** Records for this task follows **
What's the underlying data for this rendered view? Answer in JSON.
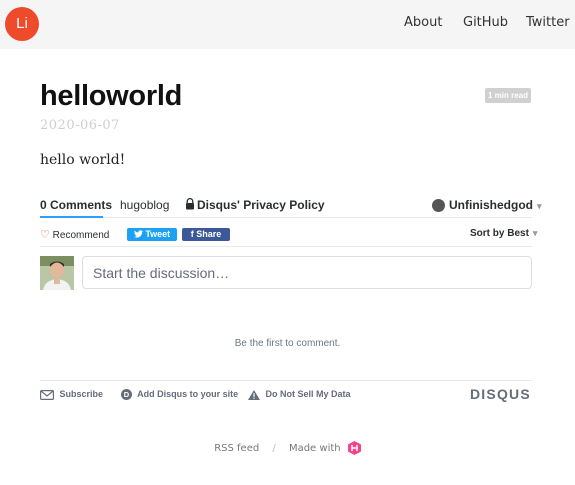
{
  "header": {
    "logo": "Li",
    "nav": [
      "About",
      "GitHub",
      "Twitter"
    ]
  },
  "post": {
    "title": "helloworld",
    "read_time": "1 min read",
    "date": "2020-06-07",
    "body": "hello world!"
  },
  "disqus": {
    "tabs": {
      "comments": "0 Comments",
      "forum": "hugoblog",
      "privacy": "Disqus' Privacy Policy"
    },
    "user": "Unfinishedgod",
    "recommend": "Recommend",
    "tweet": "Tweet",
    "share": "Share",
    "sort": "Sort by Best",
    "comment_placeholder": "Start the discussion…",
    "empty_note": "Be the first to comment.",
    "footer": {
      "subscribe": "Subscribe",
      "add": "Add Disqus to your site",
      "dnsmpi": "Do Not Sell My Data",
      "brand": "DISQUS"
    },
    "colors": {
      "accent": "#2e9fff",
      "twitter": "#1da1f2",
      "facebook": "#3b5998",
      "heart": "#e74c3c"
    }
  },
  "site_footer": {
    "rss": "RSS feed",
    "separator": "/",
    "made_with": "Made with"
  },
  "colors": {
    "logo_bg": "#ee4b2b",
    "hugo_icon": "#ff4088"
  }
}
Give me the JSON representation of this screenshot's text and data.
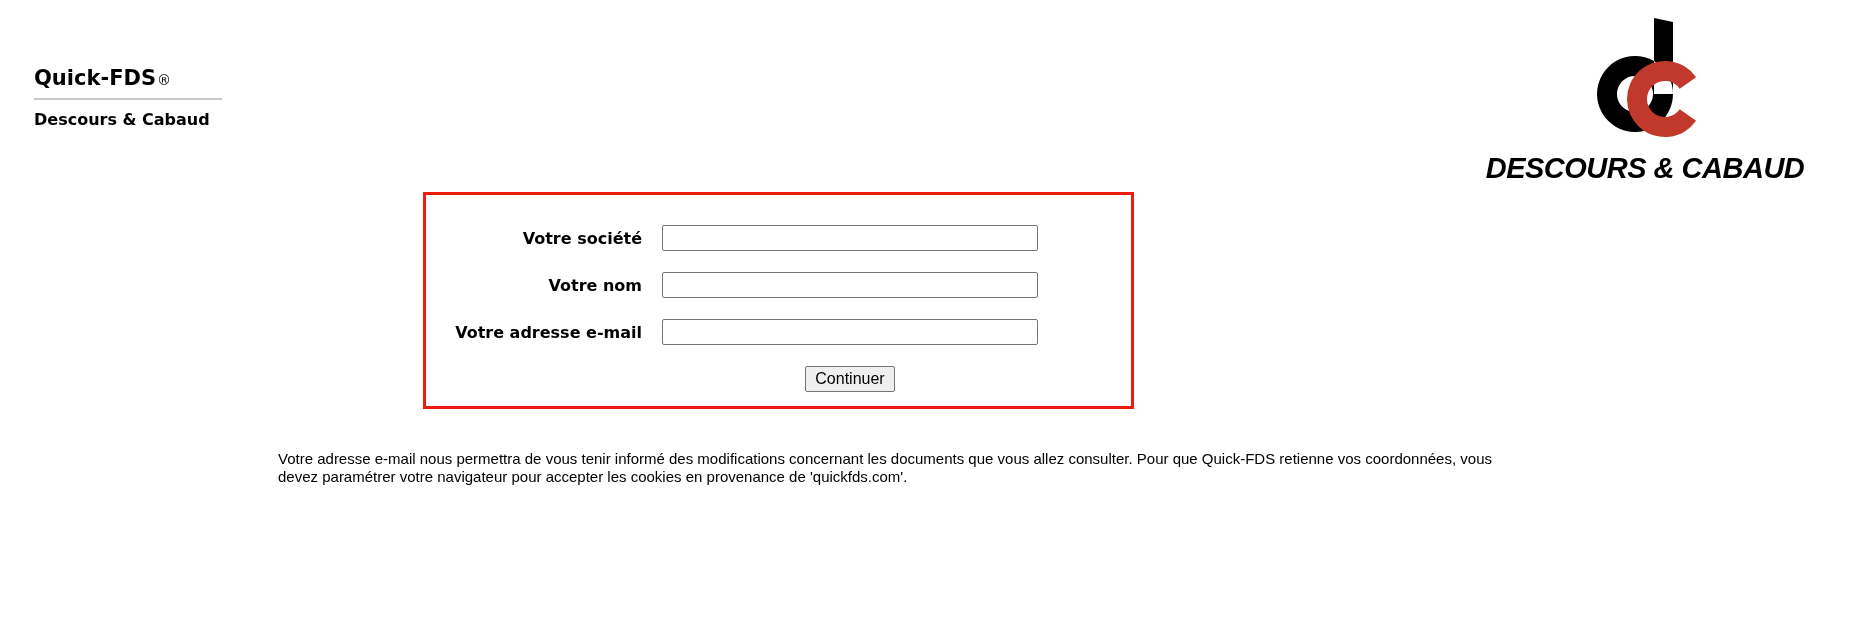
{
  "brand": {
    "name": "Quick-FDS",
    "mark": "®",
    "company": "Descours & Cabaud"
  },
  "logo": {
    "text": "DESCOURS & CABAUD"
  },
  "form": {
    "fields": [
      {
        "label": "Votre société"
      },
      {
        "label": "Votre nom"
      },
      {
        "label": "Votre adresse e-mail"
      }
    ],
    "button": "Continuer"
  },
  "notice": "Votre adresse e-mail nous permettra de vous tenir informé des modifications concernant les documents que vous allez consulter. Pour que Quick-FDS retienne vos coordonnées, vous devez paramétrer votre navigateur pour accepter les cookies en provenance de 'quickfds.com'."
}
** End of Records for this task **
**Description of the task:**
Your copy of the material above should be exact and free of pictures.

**Answer to this task:**
What's the underlying data for this rendered view? Answer in JSON.
{
  "header": {
    "logo": "Li",
    "nav": [
      "About",
      "GitHub",
      "Twitter"
    ]
  },
  "post": {
    "title": "helloworld",
    "read_time": "1 min read",
    "date": "2020-06-07",
    "body": "hello world!"
  },
  "disqus": {
    "tabs": {
      "comments": "0 Comments",
      "forum": "hugoblog",
      "privacy": "Disqus' Privacy Policy"
    },
    "user": "Unfinishedgod",
    "recommend": "Recommend",
    "tweet": "Tweet",
    "share": "Share",
    "sort": "Sort by Best",
    "comment_placeholder": "Start the discussion…",
    "empty_note": "Be the first to comment.",
    "footer": {
      "subscribe": "Subscribe",
      "add": "Add Disqus to your site",
      "dnsmpi": "Do Not Sell My Data",
      "brand": "DISQUS"
    },
    "colors": {
      "accent": "#2e9fff",
      "twitter": "#1da1f2",
      "facebook": "#3b5998",
      "heart": "#e74c3c"
    }
  },
  "site_footer": {
    "rss": "RSS feed",
    "separator": "/",
    "made_with": "Made with"
  },
  "colors": {
    "logo_bg": "#ee4b2b",
    "hugo_icon": "#ff4088"
  }
}
Give me the JSON representation of this screenshot's text and data.
{
  "brand": {
    "name": "Quick-FDS",
    "mark": "®",
    "company": "Descours & Cabaud"
  },
  "logo": {
    "text": "DESCOURS & CABAUD"
  },
  "form": {
    "fields": [
      {
        "label": "Votre société"
      },
      {
        "label": "Votre nom"
      },
      {
        "label": "Votre adresse e-mail"
      }
    ],
    "button": "Continuer"
  },
  "notice": "Votre adresse e-mail nous permettra de vous tenir informé des modifications concernant les documents que vous allez consulter. Pour que Quick-FDS retienne vos coordonnées, vous devez paramétrer votre navigateur pour accepter les cookies en provenance de 'quickfds.com'."
}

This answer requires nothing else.